You would expect a one-a-day blog project like this to run into
trouble in December, and this year is worse than most for that.
In addition to the party (and attendant cleaning and
cooking) and shopping and spending several days in Fall River, I
also lost a day on Tuesday officiating at a special election and
I have the December 17 concert and I’m trying to wrap up Bonnie’s
estate by the end of the year.
One of the tricks I’ve learned for writing a blog post when you
don’t have time to write a blog post is to take something out of
an email you wrote someone. This morning someone asked me to
tell them what ebook reader I recommend, and this is what I
I don’t recommend any of the special-purpose e-readers, but the Sony

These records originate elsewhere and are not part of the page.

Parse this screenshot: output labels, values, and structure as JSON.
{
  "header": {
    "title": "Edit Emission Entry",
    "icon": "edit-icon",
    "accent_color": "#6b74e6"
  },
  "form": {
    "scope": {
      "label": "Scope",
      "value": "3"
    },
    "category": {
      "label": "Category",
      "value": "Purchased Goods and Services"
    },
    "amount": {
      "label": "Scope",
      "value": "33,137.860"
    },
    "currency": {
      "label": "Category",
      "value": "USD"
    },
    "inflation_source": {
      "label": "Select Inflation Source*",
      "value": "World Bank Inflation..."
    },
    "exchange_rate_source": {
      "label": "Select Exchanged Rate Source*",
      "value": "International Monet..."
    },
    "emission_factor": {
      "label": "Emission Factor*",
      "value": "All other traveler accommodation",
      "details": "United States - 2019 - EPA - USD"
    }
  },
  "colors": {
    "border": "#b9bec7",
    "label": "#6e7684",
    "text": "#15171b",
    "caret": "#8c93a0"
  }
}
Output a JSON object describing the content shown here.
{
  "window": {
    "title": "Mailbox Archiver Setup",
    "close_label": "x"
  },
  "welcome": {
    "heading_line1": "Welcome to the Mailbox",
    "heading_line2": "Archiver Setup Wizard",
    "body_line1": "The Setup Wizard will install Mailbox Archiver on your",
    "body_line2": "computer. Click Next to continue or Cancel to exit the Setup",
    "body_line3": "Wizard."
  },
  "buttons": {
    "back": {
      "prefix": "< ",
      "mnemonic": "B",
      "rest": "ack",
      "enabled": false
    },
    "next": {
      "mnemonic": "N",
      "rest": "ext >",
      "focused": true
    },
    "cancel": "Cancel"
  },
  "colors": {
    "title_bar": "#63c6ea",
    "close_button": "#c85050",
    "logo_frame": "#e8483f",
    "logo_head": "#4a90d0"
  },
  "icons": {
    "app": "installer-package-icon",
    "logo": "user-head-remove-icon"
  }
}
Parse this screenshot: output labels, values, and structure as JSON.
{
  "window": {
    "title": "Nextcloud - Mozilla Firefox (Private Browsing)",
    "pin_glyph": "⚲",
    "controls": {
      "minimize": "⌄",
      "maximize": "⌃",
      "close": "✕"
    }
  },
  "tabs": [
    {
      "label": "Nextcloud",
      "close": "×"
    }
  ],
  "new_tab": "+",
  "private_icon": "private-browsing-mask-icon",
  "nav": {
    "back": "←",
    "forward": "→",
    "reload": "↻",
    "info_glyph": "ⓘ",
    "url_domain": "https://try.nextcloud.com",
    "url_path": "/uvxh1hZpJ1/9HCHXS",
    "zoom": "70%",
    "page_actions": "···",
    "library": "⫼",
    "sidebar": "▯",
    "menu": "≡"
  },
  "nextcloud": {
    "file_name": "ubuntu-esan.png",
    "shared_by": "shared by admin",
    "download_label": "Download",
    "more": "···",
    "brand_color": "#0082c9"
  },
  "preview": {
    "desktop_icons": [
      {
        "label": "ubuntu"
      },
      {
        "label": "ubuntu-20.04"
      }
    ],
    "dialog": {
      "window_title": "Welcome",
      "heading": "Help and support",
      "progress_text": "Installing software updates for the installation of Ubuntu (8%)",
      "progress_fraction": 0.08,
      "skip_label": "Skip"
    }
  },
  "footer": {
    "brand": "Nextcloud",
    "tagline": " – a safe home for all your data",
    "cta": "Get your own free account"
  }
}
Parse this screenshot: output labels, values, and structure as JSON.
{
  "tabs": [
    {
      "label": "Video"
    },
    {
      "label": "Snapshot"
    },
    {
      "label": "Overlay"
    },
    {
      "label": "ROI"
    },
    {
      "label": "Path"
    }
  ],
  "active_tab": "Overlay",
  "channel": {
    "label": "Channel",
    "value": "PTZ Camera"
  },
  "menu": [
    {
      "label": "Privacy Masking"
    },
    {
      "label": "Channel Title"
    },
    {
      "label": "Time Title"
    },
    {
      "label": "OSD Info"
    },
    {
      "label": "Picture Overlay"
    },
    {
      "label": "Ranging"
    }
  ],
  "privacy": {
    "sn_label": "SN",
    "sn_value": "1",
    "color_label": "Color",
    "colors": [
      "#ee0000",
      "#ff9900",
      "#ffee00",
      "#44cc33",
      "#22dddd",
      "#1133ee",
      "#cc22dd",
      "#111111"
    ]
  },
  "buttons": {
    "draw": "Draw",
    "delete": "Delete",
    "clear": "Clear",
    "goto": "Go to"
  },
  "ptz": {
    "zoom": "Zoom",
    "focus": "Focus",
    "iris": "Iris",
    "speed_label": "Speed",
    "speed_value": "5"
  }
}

is probably better than the Kindle if you want to get locked into a
single-purpose, black and white device that doesn’t fit in your
pocket. Everybody who’s actually seen a Barnes and Noble Nook seems
to hate it, and apparently you won’t be able to get one until January
at the earliest.
What I use is a Nokia N810 Internet Tablet. They aren’t making them
any more, but you might still be able to buy one somewhere. They’ve
been replaced by the N900, which is also a phone, but not a phone
anyone in this country would want to actually use.
The iPod Touch is another one to think about. It’s a bit smaller and
lower resolution than what I have, but of course you can use all those
thousands of apps in the app store. John really likes one that has a
candle on the screen and you can blow on it and snuff it out.
Or of course, if they already have iPhones they should try the reading
applications on that. Stanza seems to be the one a lot of people
If you don’t insist on putting it in your pocket, some of the netbooks
are good deals, and give you a lot more functionality for less money
than the Kindle or the Sony.
The best website for reading long discussions about this is
I later added:
The other thing wrong with the e-ink devices (Sony and Kindle and
Nook) is that you need a reading light to read in bed.
And I should have added that some of them have fairly limited
support for using larger fonts, which is strange since being
able to read at your preferred font size is one of the major
advantages of ebooks over dead tree ones.